Ever wondered, as a liveaboard boater, what you need to do to have your say when we're all called on to vote on something? If you answered yes, read on...
We all like to have our voice heard when the country comes to making big decisions. This doesn't change just because you live on a boat. So, below, you'll find a guide on how to make sure you get the chance to have your say when the time comes.
Firstly, check that you eligible. You can register to vote at 16 but cannot vote until 18 and either way, you must be:
All good? Then read on!
If you have a permanent mooring then you’re effectively a resident of that area and the process is the same as for your land-lubbing neighbours. Just visit the Government’s voting registration website.
It’s slightly more complicated if you’re always on the move and don’t have a home mooring. If this is your situation then you must register a declaration of local connection, which, when approved, will be valid for 12 months (or until you cancel it).
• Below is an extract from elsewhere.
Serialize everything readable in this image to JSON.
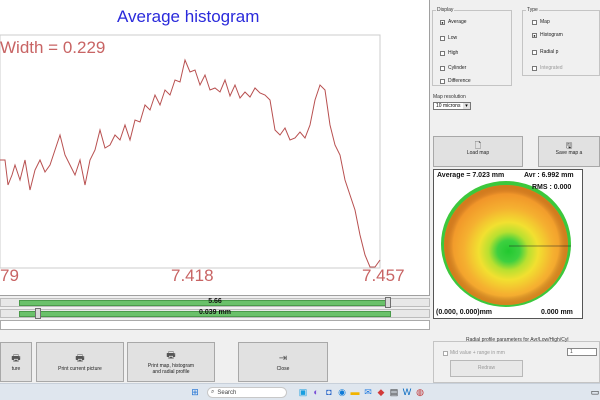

It’s not too hard though, find your local electoral registration office via Google. You’ll then need to pop along, explain your local connection and fill in a form. The ‘local connection’ should be at a place you spend the most time or where you have some connection. This could be where you were last permanently registered or any boatyard or marina you regularly use for maintenance.
Please be aware that if you're not on a mooring with full residential planning permission and already listed on the council tax register, you will most probably only be able to register to vote by either declaring homeless with local connection or by using a family or friend’s residential address. Both of these options may affect your credit rating and access to financial and other services.
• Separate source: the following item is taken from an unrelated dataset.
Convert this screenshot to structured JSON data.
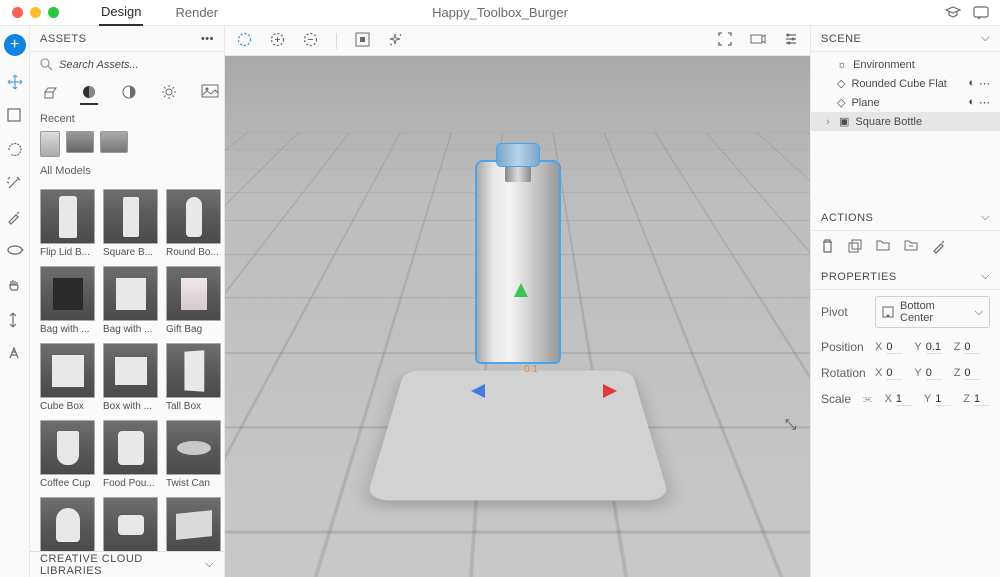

If you didn’t apply to vote by post, all you now need to do is turn up at your nearest polling station…
Last date edited: 28 August 2019